REQUIRED ACTION =
Going line by line through the entries below, tally those that hold the string "sesión". Give only the total.

Data about app and page elements:
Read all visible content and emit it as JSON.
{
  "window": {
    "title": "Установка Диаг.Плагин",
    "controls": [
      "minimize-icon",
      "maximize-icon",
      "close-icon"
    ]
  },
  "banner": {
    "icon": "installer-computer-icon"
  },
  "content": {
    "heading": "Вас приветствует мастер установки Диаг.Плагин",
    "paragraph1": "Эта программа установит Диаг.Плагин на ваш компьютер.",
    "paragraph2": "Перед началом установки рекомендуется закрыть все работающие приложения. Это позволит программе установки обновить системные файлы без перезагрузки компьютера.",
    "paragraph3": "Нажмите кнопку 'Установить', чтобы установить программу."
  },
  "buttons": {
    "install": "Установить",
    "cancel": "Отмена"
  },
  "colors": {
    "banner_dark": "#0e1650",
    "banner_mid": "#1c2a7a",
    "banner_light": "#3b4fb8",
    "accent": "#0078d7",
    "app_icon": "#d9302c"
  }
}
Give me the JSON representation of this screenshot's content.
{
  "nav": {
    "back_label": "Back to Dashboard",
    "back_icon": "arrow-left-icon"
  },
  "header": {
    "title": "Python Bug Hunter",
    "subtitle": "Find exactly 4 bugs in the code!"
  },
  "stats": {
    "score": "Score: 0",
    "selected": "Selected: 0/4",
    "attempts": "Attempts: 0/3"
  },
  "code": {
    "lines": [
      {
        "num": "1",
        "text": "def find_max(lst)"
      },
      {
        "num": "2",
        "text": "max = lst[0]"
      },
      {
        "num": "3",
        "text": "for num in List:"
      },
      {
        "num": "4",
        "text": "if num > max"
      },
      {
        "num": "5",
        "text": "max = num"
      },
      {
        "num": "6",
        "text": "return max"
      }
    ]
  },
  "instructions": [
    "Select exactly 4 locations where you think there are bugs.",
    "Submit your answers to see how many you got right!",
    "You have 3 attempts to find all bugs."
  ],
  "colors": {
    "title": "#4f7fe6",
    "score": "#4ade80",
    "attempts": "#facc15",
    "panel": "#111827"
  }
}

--

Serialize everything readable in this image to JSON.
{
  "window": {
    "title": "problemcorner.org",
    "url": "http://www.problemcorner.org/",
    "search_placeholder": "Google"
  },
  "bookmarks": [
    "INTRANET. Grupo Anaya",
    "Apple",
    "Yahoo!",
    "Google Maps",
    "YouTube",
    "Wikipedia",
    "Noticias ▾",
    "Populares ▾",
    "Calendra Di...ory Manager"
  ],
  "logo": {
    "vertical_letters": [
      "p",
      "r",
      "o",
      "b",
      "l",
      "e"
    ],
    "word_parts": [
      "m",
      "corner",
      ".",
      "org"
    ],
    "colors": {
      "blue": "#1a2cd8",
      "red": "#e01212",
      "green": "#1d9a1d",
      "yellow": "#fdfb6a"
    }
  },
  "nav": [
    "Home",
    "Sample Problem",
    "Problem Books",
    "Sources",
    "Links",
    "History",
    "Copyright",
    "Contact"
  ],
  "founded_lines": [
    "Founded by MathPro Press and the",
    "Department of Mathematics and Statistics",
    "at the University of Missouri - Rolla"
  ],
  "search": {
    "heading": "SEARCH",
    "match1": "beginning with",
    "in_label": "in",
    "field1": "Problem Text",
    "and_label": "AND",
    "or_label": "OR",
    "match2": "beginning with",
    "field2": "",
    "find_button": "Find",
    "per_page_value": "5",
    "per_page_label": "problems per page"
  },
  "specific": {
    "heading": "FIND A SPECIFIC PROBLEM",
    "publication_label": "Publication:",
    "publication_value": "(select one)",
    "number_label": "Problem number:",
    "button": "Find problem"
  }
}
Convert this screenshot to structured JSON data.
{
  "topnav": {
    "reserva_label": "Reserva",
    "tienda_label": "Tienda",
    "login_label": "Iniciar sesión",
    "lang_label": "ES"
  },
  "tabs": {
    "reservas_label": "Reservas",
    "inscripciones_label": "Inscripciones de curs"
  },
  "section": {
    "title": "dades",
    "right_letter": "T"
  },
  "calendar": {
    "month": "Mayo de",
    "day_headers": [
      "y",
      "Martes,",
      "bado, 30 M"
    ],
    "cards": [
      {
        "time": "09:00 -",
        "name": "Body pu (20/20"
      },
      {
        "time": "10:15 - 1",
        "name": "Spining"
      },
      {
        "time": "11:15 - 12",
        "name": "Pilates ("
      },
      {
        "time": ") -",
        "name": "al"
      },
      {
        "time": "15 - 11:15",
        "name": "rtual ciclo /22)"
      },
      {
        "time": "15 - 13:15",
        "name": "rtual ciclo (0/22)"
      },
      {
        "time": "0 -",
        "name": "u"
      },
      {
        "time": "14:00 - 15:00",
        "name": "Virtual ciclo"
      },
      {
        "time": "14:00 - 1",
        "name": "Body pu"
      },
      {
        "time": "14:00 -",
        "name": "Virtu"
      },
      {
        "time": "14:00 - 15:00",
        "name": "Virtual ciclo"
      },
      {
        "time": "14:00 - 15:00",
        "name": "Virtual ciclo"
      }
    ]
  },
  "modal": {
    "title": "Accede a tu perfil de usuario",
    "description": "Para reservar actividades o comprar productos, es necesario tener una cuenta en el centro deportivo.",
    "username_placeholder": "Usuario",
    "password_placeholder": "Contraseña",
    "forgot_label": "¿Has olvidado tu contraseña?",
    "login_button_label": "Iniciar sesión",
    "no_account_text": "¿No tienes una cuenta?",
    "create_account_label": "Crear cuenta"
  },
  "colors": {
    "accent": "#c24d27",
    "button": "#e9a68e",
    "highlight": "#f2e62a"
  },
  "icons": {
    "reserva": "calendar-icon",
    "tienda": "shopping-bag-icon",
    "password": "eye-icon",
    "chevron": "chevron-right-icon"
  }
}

ANSWER BELOW =
2